U.S. Form 10-Q / OSC interim financial statement

The Form 10-Q or Interim Financial Statement differs from the 10-K in that it is filed quarterly. And unlike the 10-K, it hasn’t been verified by an outside auditor. The 10-Q is due 45 days after each quarter ends and contains much of the same information you’ll find in the 10-K. Reporters usually compare the financial information in the 10-Q to the similar time period in the 10-Q from the previous year to get a sense of how the company is doing.

Annual information or annual report

In the Annual Information form, or annual report the company doesn’t have to be as brutally honest about its finances. That said, you may uncover some nuggets in the section in which management discusses prickly issues that may be concerning investors. This Management and Discussion and Analysis (MD&A) is contained in the portion of the annual report required by regulators and is usually located near the back.



These documents are rich in detail. To get a sense of the kinds of stories they yield, simply visit a website of your favourite newspaper and use one of these forms as a search term. You should be able to read how the information in these forms is used to tell stories.

Another good tactic is keeping track of what the company says on the record. This can be accomplished quite simply by visiting the company’s website where you will also find many of these forms under headings such as “investor relations.” (Companies don’t usually make it easy to find these forms, so you’ll have to hunt.) Once you get an idea what the companies are saying on the record, contrast that with what they’re telling investors.

For instance, if a company is boasting about the money it’s spending on research and development and uses that spending to portray itself as an innovative company that’s different from its competitors, check out how much money it’s actually spending on R&D compared to, say, marketing. If the money spent on the latter is more than that spent on the former, ask the company why it seems to be favouring promotion over research.

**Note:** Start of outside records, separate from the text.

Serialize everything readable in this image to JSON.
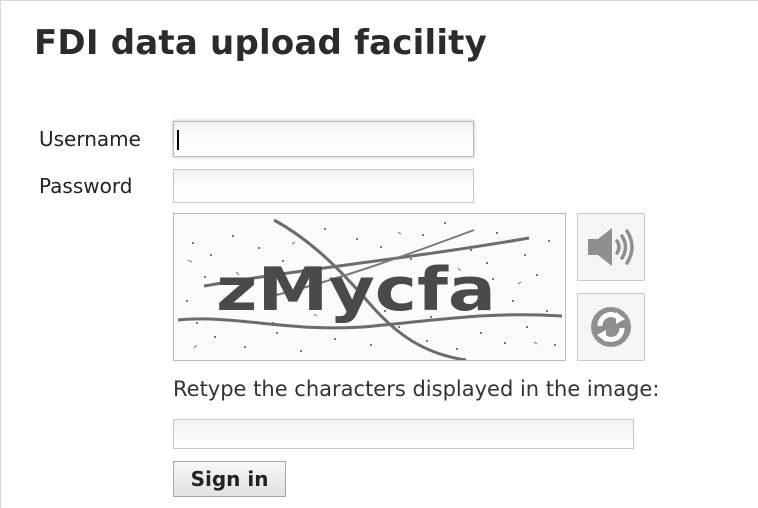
{
  "page": {
    "title": "FDI data upload facility"
  },
  "form": {
    "username_label": "Username",
    "username_value": "",
    "password_label": "Password",
    "password_value": "",
    "captcha": {
      "image_text": "zMycfa",
      "audio_icon": "speaker-icon",
      "refresh_icon": "refresh-icon",
      "instruction": "Retype the characters displayed in the image:",
      "value": ""
    },
    "signin_label": "Sign in"
  },
  "colors": {
    "title": "#2b2b2b",
    "icon_gray": "#8f8f8f",
    "captcha_text": "#4a4a4a",
    "input_border": "#c7c7c7"
  }
}
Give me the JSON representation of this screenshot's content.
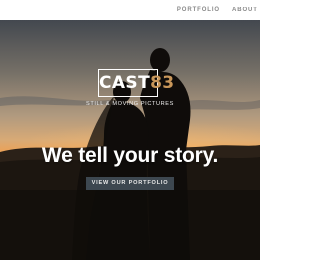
{
  "nav": {
    "items": [
      "PORTFOLIO",
      "ABOUT US"
    ]
  },
  "hero": {
    "logo": {
      "main": "CAST",
      "accent": "83"
    },
    "tagline": "STILL & MOVING PICTURES",
    "headline": "We tell your story.",
    "cta_label": "VIEW OUR PORTFOLIO"
  },
  "colors": {
    "logo_accent": "#c9975a",
    "cta_background": "#3d4750",
    "sunset_glow": "#f0a050"
  },
  "icons": []
}
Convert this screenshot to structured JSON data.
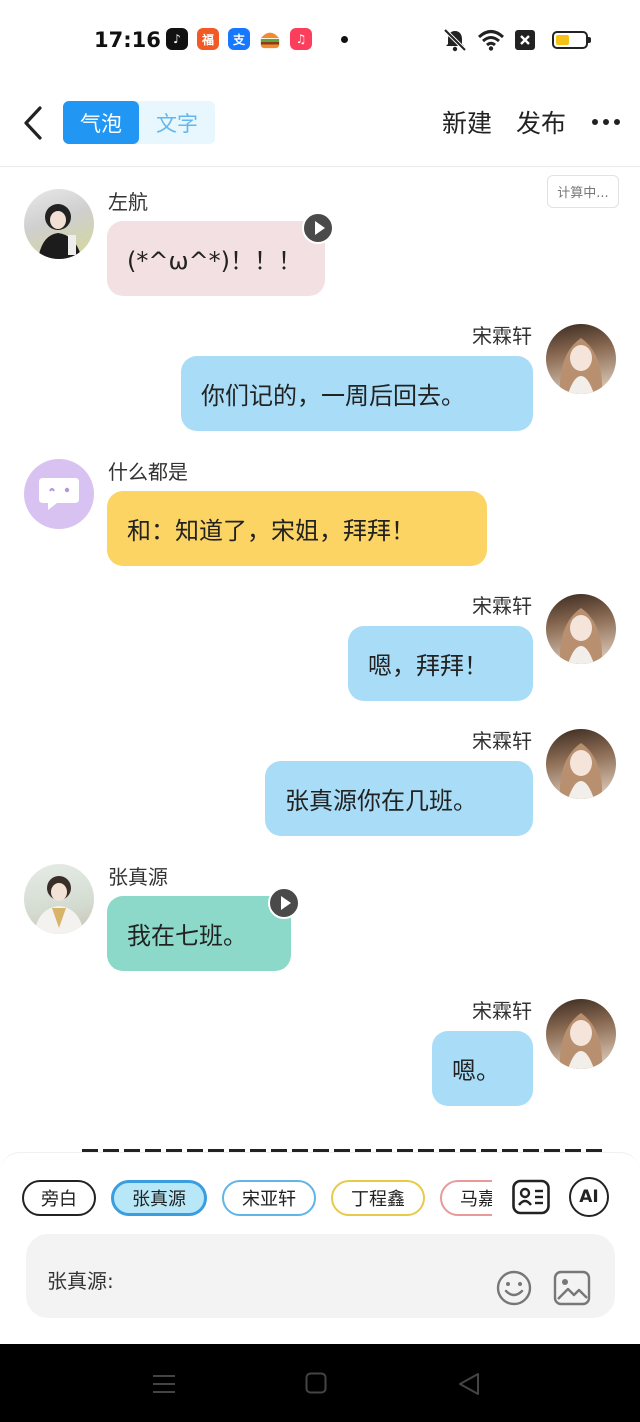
{
  "status_bar": {
    "time": "17:16",
    "apps": [
      {
        "icon": "douyin-icon",
        "label": "♪",
        "color": "#111111"
      },
      {
        "icon": "taobao-deals-icon",
        "label": "福",
        "color": "#f15a24"
      },
      {
        "icon": "alipay-icon",
        "label": "支",
        "color": "#1677ff"
      },
      {
        "icon": "burger-icon",
        "label": "",
        "color": "#f26b22"
      },
      {
        "icon": "music-icon",
        "label": "♫",
        "color": "#fc3d5c"
      }
    ],
    "battery_level": 0.45
  },
  "nav": {
    "tab_bubble": "气泡",
    "tab_text": "文字",
    "new_label": "新建",
    "publish_label": "发布"
  },
  "calc_badge": "计算中...",
  "messages": [
    {
      "name": "左航",
      "text": "(*^ω^*)！！！",
      "side": "left",
      "bubble_color": "#f3e0e2",
      "has_voice": true
    },
    {
      "name": "宋霖轩",
      "text": "你们记的，一周后回去。",
      "side": "right",
      "bubble_color": "#a8dcf7",
      "has_voice": false
    },
    {
      "name": "什么都是",
      "text": "和：知道了，宋姐，拜拜！",
      "side": "left",
      "bubble_color": "#fcd463",
      "has_voice": false
    },
    {
      "name": "宋霖轩",
      "text": "嗯，拜拜！",
      "side": "right",
      "bubble_color": "#a8dcf7",
      "has_voice": false
    },
    {
      "name": "宋霖轩",
      "text": "张真源你在几班。",
      "side": "right",
      "bubble_color": "#a8dcf7",
      "has_voice": false
    },
    {
      "name": "张真源",
      "text": "我在七班。",
      "side": "left",
      "bubble_color": "#8cd9c9",
      "has_voice": true
    },
    {
      "name": "宋霖轩",
      "text": "嗯。",
      "side": "right",
      "bubble_color": "#a8dcf7",
      "has_voice": false
    }
  ],
  "roles": [
    {
      "label": "旁白",
      "border": "#222222",
      "bg": "#ffffff",
      "selected": false
    },
    {
      "label": "张真源",
      "border": "#3a9de0",
      "bg": "#b8e7f7",
      "selected": true
    },
    {
      "label": "宋亚轩",
      "border": "#5fb4e8",
      "bg": "#ffffff",
      "selected": false
    },
    {
      "label": "丁程鑫",
      "border": "#e8c94a",
      "bg": "#ffffff",
      "selected": false
    },
    {
      "label": "马嘉",
      "border": "#e89a9a",
      "bg": "#ffffff",
      "selected": false
    }
  ],
  "tools": {
    "ai_label": "AI"
  },
  "input": {
    "speaker_label": "张真源:"
  }
}
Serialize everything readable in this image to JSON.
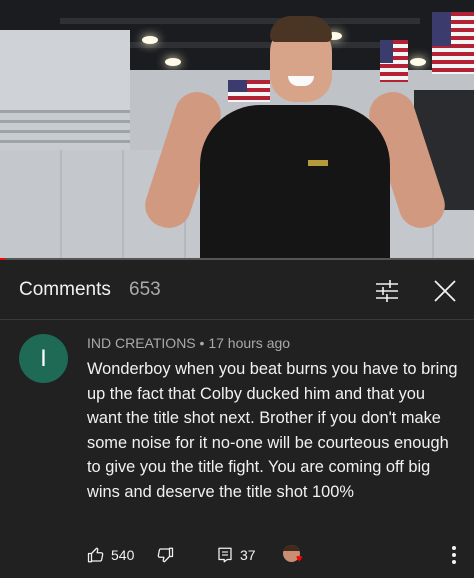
{
  "video": {
    "progress_fraction": 0.01
  },
  "comments_panel": {
    "title": "Comments",
    "count": "653",
    "filter_icon": "sort-filter-icon",
    "close_icon": "close-icon"
  },
  "comment": {
    "avatar_letter": "I",
    "avatar_color": "#1e6a55",
    "author": "IND CREATIONS",
    "separator": "•",
    "time": "17 hours ago",
    "text": "Wonderboy when you beat burns you have to bring up the fact that Colby ducked him and that you want the title shot next. Brother if you don't make some noise for it no-one will be courteous enough to give you the title fight. You are coming off big wins and deserve the title shot 100%",
    "likes": "540",
    "replies": "37",
    "creator_heart": true,
    "heart_color": "#ff0000"
  },
  "colors": {
    "background": "#212121",
    "text_primary": "#f1f1f1",
    "text_secondary": "#aaaaaa",
    "progress": "#ff0000"
  }
}
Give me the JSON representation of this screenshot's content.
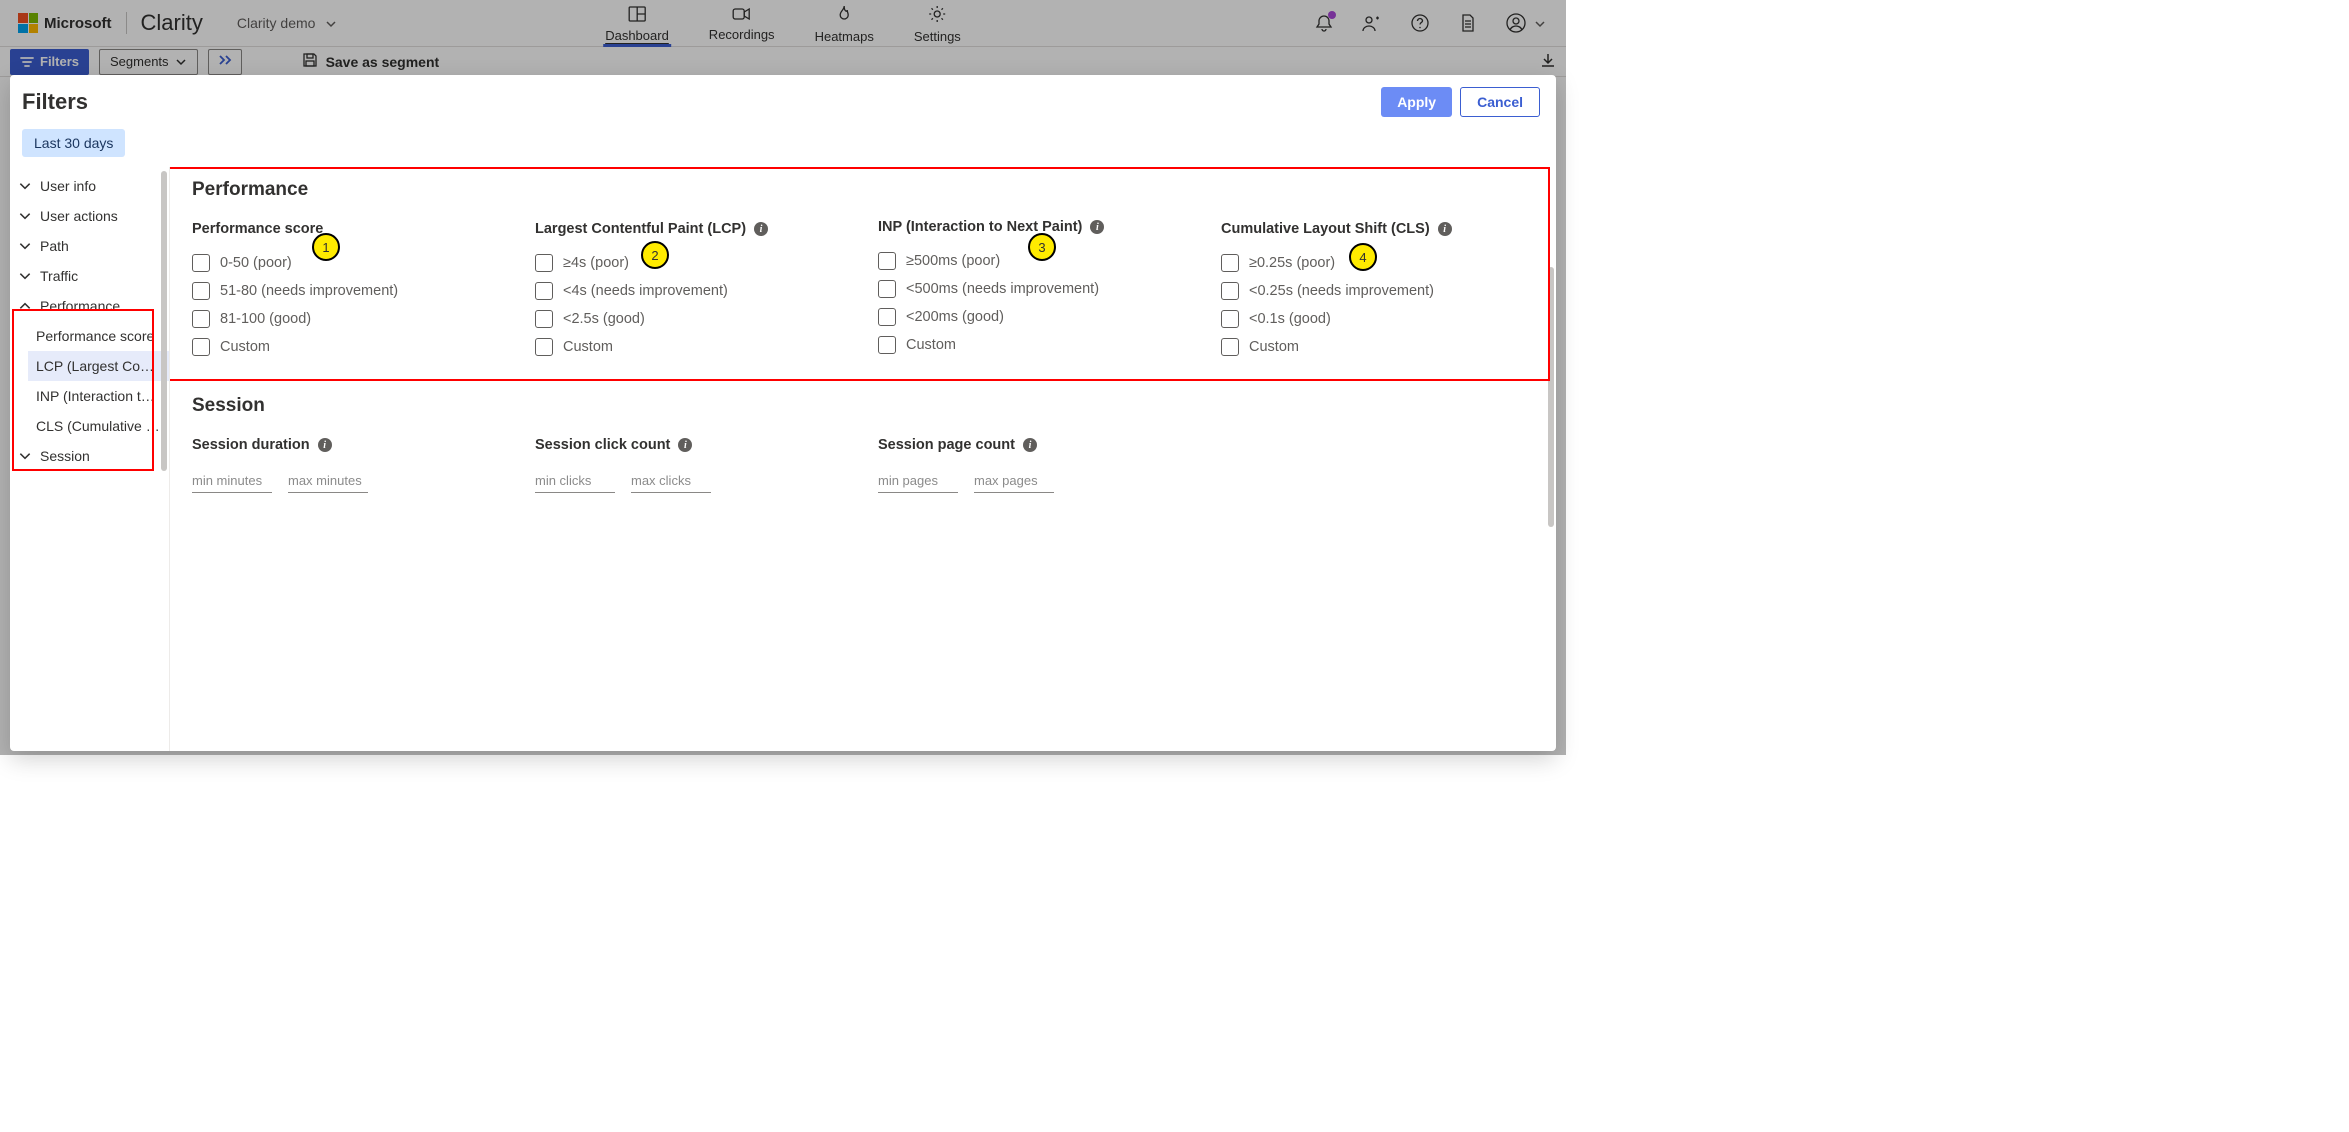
{
  "header": {
    "ms": "Microsoft",
    "product": "Clarity",
    "project": "Clarity demo",
    "nav": {
      "dashboard": "Dashboard",
      "recordings": "Recordings",
      "heatmaps": "Heatmaps",
      "settings": "Settings"
    }
  },
  "actions": {
    "filters": "Filters",
    "segments": "Segments",
    "save_segment": "Save as segment"
  },
  "modal": {
    "title": "Filters",
    "apply": "Apply",
    "cancel": "Cancel",
    "date_pill": "Last 30 days",
    "tree": {
      "user_info": "User info",
      "user_actions": "User actions",
      "path": "Path",
      "traffic": "Traffic",
      "performance": "Performance",
      "perf_children": {
        "score": "Performance score",
        "lcp": "LCP (Largest Contentfu…",
        "inp": "INP (Interaction to Nex…",
        "cls": "CLS (Cumulative Layou…"
      },
      "session": "Session"
    },
    "content": {
      "performance_title": "Performance",
      "col_score": {
        "title": "Performance score",
        "opts": [
          "0-50 (poor)",
          "51-80 (needs improvement)",
          "81-100 (good)",
          "Custom"
        ]
      },
      "col_lcp": {
        "title": "Largest Contentful Paint (LCP)",
        "opts": [
          "≥4s (poor)",
          "<4s (needs improvement)",
          "<2.5s (good)",
          "Custom"
        ]
      },
      "col_inp": {
        "title": "INP (Interaction to Next Paint)",
        "opts": [
          "≥500ms (poor)",
          "<500ms (needs improvement)",
          "<200ms (good)",
          "Custom"
        ]
      },
      "col_cls": {
        "title": "Cumulative Layout Shift (CLS)",
        "opts": [
          "≥0.25s (poor)",
          "<0.25s (needs improvement)",
          "<0.1s (good)",
          "Custom"
        ]
      },
      "callouts": [
        "1",
        "2",
        "3",
        "4"
      ],
      "session_title": "Session",
      "session_cols": {
        "duration": {
          "title": "Session duration",
          "min_ph": "min minutes",
          "max_ph": "max minutes"
        },
        "clicks": {
          "title": "Session click count",
          "min_ph": "min clicks",
          "max_ph": "max clicks"
        },
        "pages": {
          "title": "Session page count",
          "min_ph": "min pages",
          "max_ph": "max pages"
        }
      }
    }
  }
}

As an exercise to familiarize yourself with this kind of reporting, choose a company, find out when it is expected to file a 10-Q, read the document and attempt to do a story. If you’re uncomfortable with numbers, ask someone such as business professor or an accountant in your media outlet’s finance department to help you decipher the data.

The key questions you may want answered could include:

·                     Is the company making or losing money?

·                     How much cash does it have to spend?

·                     If it’s a high-tech company, how much is it spending on R&D versus marketing?

·                     Is it facing any lawsuits (criminal or civil) that could affect its bottom line?


And finally, apart from asking questions about the company’s financial viability, you might also want to find out how the company is regulated. If it sells prescription drugs, then it’s regulated by Health Canada and the U.S. Food and Drug Administration. If it’s a transportation company, then its planes may be inspected by Transport Canada. It it’s guilty of polluting the environment, then it may have been fined by Environment Canada. And if it’s a company that has violated a particular section of the B.C.’s Occupational Health and Safety Act, then it may have been fined by WorkSafe BC, or in Ontario by the Ontario Ministry of Labour.

So, there are many ways to investigate companies that can take you beyond the spin of their public pronouncements.

David McKie is an award-winning journalist with the CBC’s Investigative Unit and one of the four journalists who wrote the Canadian textbook, Digging Deeper. He also teaches journalism at Carleton University, edits a quarterly magazine for the Canadian Association of Journalists called Media, and maintains a website that tracks requests that are made under the federal Access to Information Act.  If you have any further questions, feel free to contact him at: